The festival finale will feature what can perhaps be referred to as Stoke-on-Trent’s best export of 2015: The Great British Pottery Throw Down. I’m sure I’m not the only one who would secretly love the opportunity to find out a little bit more about the show and hear from some of the contestants… and with a confirmed second series to come, maybe it has the potential to match Bake Off’s success? On a more serious note, this event will also discuss the impact the show has had on the city and the opportunities it could create within the pottery industry. Now, that is a conversation I’d like to hear!
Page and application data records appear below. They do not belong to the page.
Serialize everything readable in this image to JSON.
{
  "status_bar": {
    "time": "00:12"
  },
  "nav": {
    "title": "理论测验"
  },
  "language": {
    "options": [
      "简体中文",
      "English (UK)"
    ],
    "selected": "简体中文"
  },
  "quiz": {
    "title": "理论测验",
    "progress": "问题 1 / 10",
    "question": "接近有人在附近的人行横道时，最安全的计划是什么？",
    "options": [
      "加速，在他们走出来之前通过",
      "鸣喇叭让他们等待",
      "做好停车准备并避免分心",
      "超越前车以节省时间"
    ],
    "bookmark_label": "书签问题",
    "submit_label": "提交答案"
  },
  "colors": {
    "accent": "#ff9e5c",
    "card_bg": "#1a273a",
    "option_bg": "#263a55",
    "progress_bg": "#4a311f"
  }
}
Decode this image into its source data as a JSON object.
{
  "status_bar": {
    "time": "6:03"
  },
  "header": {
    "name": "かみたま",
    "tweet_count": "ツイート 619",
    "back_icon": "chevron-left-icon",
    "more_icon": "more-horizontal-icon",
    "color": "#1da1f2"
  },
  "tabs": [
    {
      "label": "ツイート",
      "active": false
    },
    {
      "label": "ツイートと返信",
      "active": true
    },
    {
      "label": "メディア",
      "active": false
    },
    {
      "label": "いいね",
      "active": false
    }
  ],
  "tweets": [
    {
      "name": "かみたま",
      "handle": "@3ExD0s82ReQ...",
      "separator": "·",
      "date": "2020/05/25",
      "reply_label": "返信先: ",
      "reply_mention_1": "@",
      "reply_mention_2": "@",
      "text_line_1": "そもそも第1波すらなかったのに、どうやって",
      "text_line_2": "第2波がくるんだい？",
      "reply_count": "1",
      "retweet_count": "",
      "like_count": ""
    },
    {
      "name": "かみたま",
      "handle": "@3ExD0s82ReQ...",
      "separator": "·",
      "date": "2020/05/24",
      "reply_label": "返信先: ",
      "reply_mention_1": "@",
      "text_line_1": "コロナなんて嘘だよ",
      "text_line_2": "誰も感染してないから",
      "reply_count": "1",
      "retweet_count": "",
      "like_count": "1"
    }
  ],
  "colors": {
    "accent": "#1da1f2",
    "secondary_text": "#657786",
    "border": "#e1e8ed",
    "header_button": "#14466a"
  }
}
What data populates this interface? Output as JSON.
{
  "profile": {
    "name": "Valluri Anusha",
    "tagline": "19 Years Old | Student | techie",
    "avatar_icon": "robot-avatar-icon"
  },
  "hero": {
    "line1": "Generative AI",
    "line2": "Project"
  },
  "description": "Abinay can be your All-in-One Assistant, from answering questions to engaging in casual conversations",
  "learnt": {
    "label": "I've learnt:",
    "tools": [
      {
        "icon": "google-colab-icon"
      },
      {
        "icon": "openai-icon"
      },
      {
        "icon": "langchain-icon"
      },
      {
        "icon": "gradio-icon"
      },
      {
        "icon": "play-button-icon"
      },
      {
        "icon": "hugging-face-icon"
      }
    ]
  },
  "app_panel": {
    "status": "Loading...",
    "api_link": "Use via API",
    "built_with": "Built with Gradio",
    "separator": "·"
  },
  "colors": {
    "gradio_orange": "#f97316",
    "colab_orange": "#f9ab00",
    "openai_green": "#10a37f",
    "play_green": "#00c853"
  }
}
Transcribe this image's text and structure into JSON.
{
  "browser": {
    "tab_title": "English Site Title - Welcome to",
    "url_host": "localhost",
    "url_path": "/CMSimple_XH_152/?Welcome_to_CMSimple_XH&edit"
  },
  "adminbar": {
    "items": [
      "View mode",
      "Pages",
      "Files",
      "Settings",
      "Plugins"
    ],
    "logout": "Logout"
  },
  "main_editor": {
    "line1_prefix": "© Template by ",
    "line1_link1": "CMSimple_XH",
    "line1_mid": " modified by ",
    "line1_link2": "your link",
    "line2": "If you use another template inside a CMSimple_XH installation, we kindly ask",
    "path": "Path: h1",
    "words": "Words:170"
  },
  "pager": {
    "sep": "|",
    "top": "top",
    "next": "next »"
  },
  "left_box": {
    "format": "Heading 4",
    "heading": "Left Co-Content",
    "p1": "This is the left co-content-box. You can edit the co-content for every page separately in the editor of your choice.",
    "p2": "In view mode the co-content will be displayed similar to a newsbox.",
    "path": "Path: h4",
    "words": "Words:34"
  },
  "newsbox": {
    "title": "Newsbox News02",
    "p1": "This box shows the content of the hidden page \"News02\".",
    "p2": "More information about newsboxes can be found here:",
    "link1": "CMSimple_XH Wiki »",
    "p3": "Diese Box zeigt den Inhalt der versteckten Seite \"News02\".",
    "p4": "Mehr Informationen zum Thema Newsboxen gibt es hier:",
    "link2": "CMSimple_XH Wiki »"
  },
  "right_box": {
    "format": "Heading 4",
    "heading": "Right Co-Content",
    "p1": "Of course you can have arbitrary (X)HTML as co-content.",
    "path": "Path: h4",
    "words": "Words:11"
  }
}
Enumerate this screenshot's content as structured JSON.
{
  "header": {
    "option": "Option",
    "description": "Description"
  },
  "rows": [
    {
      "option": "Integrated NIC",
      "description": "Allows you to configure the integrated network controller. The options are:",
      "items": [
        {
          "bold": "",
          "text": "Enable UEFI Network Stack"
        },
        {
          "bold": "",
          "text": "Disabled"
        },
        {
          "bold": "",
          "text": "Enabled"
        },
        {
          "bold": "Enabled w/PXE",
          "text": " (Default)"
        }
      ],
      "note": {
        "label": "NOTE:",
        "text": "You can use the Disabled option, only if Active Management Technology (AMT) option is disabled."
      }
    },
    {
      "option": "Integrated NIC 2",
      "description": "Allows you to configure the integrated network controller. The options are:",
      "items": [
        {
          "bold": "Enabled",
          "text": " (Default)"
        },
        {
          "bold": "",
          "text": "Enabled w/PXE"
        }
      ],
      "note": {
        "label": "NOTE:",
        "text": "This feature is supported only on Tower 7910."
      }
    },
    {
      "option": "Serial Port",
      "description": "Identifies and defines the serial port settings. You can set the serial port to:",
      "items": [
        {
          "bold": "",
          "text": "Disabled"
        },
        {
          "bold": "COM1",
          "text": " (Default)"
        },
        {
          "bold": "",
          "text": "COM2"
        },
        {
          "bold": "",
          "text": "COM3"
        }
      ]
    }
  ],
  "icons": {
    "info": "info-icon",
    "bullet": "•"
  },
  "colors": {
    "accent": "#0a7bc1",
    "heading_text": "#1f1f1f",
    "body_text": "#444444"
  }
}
Finally, new to the festival this year is the Hot Air Fringe. Stoke Literary Festival is encouraging groups across the city to organise book/reading/writing-themed events during the run up (April, May & June 2016) to the festival weekend. Anything goes so long as it encourages folks’ interest in literature- the world is your oyster- so if you’ve got something in mind, use the contact form on their website to let them know.

All in all, the varied festival line-up and the newly added fringe look set to make 2016’s “Hot Air Literary Festival” the best one yet. Just make sure you don’t miss out on your tickets…

hot air.png

Hot Air: Stoke Literary Festival


 

Hot Air Literary Festival Website: http://www.stokeliteraryfestival.org/

Get involved with the Festival Fringe: http://www.stokeliteraryfestival.org/hotair-fringe-get-involved/

Emma Bridgewater Factory: http://emmabridgewaterfactory.co.uk/

Stoke-on-Trent Maths Teachers’ Scheme: http://www.theguardian.com/uk-news/2016/feb/23/stoke-council-and-bet365-launch-1m-scheme-to-attract-maths-teachers